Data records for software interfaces

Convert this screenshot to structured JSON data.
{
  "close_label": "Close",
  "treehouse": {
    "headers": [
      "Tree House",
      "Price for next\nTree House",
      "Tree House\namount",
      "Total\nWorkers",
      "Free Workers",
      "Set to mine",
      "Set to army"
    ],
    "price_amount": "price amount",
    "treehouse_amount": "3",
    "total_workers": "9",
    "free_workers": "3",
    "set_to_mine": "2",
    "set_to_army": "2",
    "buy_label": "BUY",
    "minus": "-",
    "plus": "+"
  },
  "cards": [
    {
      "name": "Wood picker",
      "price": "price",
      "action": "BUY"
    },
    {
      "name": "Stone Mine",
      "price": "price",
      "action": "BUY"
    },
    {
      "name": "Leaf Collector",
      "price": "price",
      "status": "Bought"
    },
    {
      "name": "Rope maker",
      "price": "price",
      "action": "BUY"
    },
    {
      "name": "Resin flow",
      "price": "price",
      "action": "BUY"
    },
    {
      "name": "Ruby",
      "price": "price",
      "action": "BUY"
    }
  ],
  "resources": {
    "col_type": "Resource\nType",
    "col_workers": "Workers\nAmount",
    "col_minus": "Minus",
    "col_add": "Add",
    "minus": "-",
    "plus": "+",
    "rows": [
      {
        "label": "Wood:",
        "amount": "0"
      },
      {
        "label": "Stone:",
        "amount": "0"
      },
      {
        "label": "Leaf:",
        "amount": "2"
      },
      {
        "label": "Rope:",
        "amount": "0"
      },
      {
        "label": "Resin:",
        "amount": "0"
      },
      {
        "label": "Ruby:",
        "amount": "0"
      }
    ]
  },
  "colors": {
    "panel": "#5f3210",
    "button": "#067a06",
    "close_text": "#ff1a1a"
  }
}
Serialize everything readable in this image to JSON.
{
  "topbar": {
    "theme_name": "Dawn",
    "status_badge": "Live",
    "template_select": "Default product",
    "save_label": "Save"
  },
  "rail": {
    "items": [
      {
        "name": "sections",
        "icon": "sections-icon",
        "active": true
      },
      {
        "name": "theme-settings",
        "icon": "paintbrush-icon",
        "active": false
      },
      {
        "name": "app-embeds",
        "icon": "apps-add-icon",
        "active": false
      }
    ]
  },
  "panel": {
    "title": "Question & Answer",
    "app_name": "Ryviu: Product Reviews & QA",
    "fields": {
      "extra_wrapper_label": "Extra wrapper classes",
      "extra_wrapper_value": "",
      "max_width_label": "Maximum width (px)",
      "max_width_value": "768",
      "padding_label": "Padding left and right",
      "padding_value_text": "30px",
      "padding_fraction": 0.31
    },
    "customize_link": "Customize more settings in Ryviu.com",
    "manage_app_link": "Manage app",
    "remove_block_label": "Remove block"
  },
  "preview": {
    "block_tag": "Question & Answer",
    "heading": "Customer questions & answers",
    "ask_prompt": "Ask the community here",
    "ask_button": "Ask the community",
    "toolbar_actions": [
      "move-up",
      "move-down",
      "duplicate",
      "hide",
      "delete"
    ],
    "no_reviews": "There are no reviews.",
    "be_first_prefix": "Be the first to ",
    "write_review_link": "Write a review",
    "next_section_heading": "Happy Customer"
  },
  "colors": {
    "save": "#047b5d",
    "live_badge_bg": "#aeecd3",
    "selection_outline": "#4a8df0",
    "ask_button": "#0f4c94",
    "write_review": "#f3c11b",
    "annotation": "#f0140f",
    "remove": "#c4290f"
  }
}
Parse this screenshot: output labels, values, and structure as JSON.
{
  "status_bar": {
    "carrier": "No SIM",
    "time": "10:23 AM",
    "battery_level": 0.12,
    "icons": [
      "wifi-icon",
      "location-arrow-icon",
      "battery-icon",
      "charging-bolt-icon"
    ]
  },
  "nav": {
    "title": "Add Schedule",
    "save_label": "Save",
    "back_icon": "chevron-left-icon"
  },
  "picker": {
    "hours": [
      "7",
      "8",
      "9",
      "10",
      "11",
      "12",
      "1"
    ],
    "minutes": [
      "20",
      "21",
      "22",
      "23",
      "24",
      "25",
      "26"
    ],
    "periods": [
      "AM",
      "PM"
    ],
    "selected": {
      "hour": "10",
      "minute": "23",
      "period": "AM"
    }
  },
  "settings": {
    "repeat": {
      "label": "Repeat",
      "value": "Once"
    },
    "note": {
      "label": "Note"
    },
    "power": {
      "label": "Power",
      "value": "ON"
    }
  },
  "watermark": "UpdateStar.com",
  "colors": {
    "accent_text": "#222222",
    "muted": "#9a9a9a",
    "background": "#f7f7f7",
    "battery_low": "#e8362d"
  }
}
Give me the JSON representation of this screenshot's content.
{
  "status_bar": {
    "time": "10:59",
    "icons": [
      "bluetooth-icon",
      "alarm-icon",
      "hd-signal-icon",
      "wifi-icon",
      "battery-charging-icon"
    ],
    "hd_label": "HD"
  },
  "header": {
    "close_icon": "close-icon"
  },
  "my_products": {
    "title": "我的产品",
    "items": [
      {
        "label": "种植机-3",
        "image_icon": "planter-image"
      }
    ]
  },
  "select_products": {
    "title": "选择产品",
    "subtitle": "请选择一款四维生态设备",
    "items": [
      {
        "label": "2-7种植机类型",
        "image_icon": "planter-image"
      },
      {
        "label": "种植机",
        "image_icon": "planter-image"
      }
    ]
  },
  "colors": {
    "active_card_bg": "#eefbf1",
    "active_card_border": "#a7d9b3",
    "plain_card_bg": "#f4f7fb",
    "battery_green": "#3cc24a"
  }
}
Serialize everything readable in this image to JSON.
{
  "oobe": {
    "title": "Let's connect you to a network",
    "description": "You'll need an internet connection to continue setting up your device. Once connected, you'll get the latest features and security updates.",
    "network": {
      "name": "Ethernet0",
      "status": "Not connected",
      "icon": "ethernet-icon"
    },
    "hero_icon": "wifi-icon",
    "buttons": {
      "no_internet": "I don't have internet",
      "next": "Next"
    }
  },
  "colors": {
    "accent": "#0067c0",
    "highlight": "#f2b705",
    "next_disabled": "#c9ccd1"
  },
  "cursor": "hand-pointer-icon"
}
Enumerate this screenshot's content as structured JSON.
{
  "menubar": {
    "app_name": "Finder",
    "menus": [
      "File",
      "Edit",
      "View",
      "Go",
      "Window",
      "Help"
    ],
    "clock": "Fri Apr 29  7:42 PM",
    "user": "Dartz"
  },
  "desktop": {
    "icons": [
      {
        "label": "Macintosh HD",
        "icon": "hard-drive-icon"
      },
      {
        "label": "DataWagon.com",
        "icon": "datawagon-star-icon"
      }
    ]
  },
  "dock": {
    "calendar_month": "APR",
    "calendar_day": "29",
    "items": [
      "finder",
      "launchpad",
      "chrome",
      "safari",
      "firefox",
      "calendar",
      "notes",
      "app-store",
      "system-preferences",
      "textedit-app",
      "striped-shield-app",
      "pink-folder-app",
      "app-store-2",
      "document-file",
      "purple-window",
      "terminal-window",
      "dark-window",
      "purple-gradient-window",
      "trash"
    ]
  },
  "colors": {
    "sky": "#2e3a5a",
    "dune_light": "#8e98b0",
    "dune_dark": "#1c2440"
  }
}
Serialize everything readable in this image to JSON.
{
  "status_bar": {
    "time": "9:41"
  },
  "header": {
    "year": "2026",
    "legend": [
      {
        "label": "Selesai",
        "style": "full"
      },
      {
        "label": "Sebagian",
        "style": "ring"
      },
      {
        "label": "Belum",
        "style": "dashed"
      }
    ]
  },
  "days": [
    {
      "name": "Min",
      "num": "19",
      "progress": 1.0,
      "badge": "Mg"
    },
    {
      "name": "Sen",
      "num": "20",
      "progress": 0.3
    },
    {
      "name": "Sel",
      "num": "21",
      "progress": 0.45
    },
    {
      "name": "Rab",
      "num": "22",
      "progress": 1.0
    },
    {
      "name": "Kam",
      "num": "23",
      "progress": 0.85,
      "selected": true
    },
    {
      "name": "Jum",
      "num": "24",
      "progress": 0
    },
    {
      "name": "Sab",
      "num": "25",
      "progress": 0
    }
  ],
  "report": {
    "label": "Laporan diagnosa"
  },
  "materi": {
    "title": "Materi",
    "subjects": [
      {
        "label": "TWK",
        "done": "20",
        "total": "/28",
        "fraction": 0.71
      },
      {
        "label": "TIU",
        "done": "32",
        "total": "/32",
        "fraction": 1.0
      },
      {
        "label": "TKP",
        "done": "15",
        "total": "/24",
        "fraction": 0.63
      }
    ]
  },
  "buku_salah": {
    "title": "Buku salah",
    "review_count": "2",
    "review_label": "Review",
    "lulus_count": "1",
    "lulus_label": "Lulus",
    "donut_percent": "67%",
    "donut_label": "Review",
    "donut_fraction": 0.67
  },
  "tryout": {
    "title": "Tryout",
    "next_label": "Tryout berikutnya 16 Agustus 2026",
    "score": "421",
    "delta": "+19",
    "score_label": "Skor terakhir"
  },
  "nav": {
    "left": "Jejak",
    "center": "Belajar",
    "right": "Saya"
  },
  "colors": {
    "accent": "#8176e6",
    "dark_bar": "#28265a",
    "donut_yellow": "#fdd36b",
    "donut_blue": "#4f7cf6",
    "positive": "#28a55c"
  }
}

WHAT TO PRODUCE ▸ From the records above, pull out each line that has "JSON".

REPLY ▸
Convert this screenshot to structured JSON data.
Serialize everything readable in this image to JSON.
Parse this screenshot: output labels, values, and structure as JSON.
Give me the JSON representation of this screenshot's content.
Serialize everything readable in this image to JSON.
Enumerate this screenshot's content as structured JSON.
Serialize everything readable in this image to JSON.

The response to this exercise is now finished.